THE SURRENDER OF LEE
ULYSSES S. GRANT
From General Grant's Memoirs (New York: The Century Company), by permission of General Frederick D. Grant and the publishers
As the Civil War progressed through its first three years, it developed the fact that the most successful commander at the West was the Federal General Ulysses S. Grant; at the East, the Confederate General Robert E. Lee. It was therefore apparent, at the beginning of the fourth year, when Grant was transferred to the East and placed in command of all the Federal armies, that the most terrific struggle of the war was at hand. The characters of the two commanders were very different, and there was a corresponding difference in their achievements. Grant invariably assumed the offensive, never took a step backward, and obtained everything that he went for at the West. Lee was more cautious, stood mainly on a skilful and stubborn defensive, and was criticised for not following up his successes. When Grant, on May 5, 1864, crossed the Rapidan and plunged into the Wilderness, two veteran armies confronted each other in that gloomy region, whose broken ground and tangled thickets formed perhaps the worst battle-field that ever was chosen for civilized warfare. Grant's object was to place his army between the Confederate army and its capital, Richmond, and compel the Confederate army to fight where it might be captured or destroyed; for, as he announced at the outset, his objective was not Richmond, but Lee's army, which it was his duty to fight wherever he found it. Lee's object was to prevent Grant from getting between him and Richmond, and to hold a defensive that should make every step costly for his antagonist. Indeed, at the outset he assumed the tactical offensive and struck the Army of the Potomac in the Wilderness, hoping that after a heavy blow it would recross the river, since it had done this under its other commanders. But Grant never turned back, and high military authority has said that when, after that battle, he issued the order "Forward by the left flank," he practically determined what the end of the contest should be. Lee, partly because he had the shorter lines to traverse, and partly for other reasons, kept his army, at every move, between his capital and his antagonist, while Grant, after every contest in that fearful battle-summer, still marched forward by the left flank, until the armies were brought to a final stand at Petersburg, the junction of the Southern railroads that lead to Richmond. Here Lee occupied strong intrenchments surrounding the city, and Grant, constructing equally strong ones, established a siege that lasted through the autumn and winter with processes of destruction never intermitted day or night. By a series of engagements and movements westward, Grant cut off one after another of the roads by which Lee drew his supplies from the south; and when, on April 1, 1865, Lee could no longer hold his lines, he drew his army out of them and marched toward Lynchburg, hoping to elude Grant. But the Army of the Potomac was close after him and close beside him in a running fight of six days, and when he arrived at Appomattox Court House he found that a strong detachment was in his front as well, and there he was obliged to stop and surrender the remnant of his once powerful army. The final scenes in this campaign are told better by General Grant himself than by any other writer.

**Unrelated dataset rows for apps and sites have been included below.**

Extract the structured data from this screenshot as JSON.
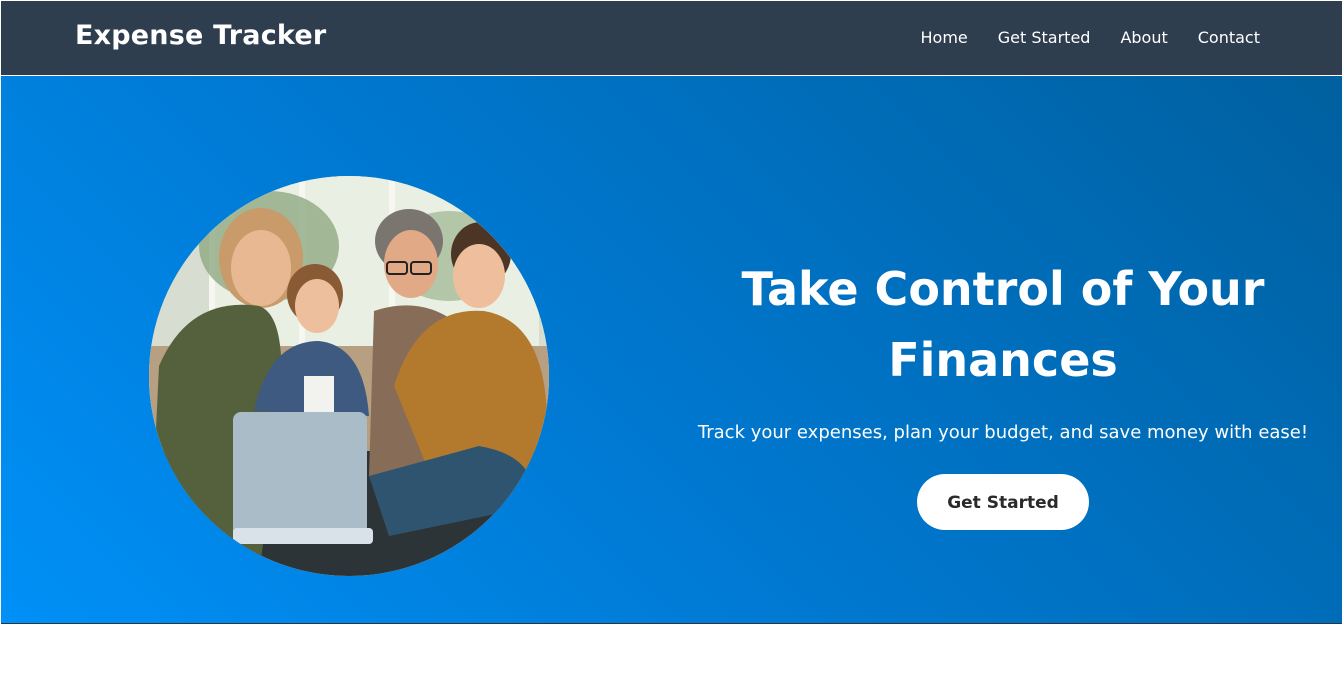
{
  "navbar": {
    "brand": "Expense Tracker",
    "links": [
      "Home",
      "Get Started",
      "About",
      "Contact"
    ]
  },
  "hero": {
    "title": "Take Control of Your Finances",
    "subtitle": "Track your expenses, plan your budget, and save money with ease!",
    "cta_label": "Get Started",
    "image_subject": "family using a laptop together"
  },
  "colors": {
    "navbar_bg": "#2f3e4f",
    "hero_gradient_start": "#0090f7",
    "hero_gradient_end": "#00609f",
    "cta_bg": "#ffffff",
    "cta_text": "#2a2a2a"
  }
}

ON April 8th  I had followed the Army of the Potomac in rear of Lee. I was suffering very severely with a sick-headache, and stopped at a farmhouse on the road, some distance in rear of the main body of the army. I spent the night in bathing my feet in hot water and mustard, and putting mustard-plasters on my wrists and the back part of my neck, hoping to be cured by morning. During the night I received Lee's answer to my letter of the 8th, inviting an interview between the lines on the following morning. But it was for a different purpose from that of surrendering his army, and I answered him as follows: